– Explain how to get started, for example, specific settings they need to make to use the application, such as installing a plugin or checking that a specific version of Java has been installed.

– Describe the different functions of the system.

– Provide cautions, warnings, and recommendations.

– For each procedures, identify where in the application you perform this task, input operations and expected results. If necessary, include a screenshot that helps the reader understand the task.
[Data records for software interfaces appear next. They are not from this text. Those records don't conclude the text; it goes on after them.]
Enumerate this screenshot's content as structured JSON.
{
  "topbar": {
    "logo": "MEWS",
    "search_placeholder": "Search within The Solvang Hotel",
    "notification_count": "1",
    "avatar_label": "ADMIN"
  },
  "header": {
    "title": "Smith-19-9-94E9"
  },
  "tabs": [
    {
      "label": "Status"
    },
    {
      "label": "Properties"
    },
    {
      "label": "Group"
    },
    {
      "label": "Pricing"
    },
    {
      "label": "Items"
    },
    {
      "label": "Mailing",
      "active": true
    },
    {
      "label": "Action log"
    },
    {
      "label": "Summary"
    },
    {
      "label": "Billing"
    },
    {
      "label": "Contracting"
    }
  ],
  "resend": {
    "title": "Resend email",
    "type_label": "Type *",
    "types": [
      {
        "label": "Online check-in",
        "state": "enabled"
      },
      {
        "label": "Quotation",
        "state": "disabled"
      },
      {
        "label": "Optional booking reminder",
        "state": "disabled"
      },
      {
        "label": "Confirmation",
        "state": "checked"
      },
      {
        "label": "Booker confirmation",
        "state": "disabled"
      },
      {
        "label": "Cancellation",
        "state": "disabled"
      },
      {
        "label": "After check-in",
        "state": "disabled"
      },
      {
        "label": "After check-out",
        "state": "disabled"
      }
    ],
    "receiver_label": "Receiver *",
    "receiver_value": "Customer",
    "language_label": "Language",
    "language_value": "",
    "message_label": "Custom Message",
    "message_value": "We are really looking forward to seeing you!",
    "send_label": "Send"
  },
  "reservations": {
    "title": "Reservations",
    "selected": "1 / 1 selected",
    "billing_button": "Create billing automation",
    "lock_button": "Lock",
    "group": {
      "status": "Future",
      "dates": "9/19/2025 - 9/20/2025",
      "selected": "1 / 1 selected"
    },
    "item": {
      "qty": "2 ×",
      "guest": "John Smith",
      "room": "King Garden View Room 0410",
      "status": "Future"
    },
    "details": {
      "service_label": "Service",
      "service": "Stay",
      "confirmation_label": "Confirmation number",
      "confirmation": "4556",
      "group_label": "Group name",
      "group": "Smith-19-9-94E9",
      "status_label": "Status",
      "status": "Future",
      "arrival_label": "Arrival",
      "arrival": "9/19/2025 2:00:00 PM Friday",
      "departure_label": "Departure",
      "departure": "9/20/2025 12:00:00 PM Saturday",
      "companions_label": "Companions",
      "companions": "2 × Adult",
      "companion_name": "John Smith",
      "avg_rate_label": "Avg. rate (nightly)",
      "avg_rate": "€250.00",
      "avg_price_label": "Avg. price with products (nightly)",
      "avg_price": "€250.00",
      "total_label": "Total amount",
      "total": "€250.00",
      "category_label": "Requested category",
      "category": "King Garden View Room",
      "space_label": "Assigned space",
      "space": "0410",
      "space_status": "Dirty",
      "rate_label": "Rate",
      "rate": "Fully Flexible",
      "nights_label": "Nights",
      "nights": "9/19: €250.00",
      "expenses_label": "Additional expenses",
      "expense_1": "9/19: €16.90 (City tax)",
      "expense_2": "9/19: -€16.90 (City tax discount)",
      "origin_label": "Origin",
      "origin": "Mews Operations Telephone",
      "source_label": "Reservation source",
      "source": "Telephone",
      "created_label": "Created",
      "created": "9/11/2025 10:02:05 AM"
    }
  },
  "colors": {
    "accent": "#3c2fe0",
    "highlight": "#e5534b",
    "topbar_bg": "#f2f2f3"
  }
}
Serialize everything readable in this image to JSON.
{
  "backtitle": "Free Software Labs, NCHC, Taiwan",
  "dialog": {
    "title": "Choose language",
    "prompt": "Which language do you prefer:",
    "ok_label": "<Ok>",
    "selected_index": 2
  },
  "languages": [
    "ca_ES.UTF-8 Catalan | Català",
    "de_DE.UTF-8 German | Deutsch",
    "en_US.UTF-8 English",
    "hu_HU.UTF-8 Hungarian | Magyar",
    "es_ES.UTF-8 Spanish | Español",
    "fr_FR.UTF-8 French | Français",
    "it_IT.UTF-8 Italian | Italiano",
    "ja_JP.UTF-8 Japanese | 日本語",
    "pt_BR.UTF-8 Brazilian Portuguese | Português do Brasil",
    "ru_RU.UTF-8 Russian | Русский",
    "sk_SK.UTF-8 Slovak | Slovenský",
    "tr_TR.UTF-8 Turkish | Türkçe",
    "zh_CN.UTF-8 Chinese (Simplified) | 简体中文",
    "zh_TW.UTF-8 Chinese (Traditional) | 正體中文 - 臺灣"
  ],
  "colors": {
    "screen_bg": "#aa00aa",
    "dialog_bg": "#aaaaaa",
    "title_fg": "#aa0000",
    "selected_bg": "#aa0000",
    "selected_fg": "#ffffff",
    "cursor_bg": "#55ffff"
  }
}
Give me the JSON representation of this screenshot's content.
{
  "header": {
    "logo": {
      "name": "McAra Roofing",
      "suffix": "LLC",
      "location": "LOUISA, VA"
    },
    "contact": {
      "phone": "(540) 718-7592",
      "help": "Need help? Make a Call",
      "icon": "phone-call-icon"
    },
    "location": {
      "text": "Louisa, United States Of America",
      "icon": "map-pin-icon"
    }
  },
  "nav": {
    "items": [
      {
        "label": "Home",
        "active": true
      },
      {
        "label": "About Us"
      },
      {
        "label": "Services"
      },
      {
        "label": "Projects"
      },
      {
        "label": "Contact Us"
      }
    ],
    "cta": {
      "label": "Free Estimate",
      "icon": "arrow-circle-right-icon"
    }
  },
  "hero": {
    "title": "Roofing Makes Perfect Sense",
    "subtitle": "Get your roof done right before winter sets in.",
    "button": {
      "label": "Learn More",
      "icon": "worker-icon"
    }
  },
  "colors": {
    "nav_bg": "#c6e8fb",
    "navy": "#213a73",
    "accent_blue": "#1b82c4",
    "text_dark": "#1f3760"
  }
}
Avoid pointless eye candy screenshots.

– Required parameters, optional parameters, default options and order/syntax

– Provide examples

– Identify known issue, likely errors, possible causes, and resolutions.

Reference

Identify and describe all system capabilities, for example,

– Describe the purpose of different buttons on the menu bars, what happens if they get greyed-out, how to change this, why this occurred, and how to reset window layout.

– Describe the purpose of each field, identify mandatory settings, minimum or maximum settings, recommendations, and data input types.

Error Messages and Recovery Procedures

– Document all error messages.

– Identify root cause.

– Suggest recovery procedures

Glossary

Provide list of ambiguous terms or terms users may not know to the reader.

Index

This is recommended for any User Guides of 40 pages or more.

Document Control

Ensure there is Document Control, Sign-off and Change Record information.

Document Structure

Ensure that the guide has the following:

– Headers, footers, navigation bars

– Table of contents

– Index

– Glossary with product terminology and industry terms

– Cross-references/links to related procedures/documents

– Is each topic self-contained? In other words, can you perform the task from start to finish without having to go to another page?

– Is there adequate white space?

– Have you avoided large blocks of text?

– Does the document separate conceptual, procedures, and reference materials?

Visual Information

In addition to text information, provide visual cues to help the reader use the manual, understand concepts, and help them digest information faster.

You can achieve this by using some of the following:

– Headings

– Bullets

– Bold

– Arrows

– Illustrations

Different Learning Styles

Where possible, develop content that supports the following methods of learning:

– Visual

– Audio

– Touch

In addition, provide the following types of examples:

– Concrete examples

– Abstract concepts

Document Format

Produce the user guide in a file format the suits the reader. For example, do they want the document in PDF or as Online Help or both?

Other factors to consider include:

– Size – remember to optimize the PDF before publishing.

– Online/print – prepare the document in both formats if necessary.

– Software/hardware environment – will the reader need any special software to view the documents?

– Binding – if delivering a hardcopy, make sure the binding is reliable, so pages don;t fall out after a little use.

– Coating – if the document will be used outdoors, make sure it is weather-proof.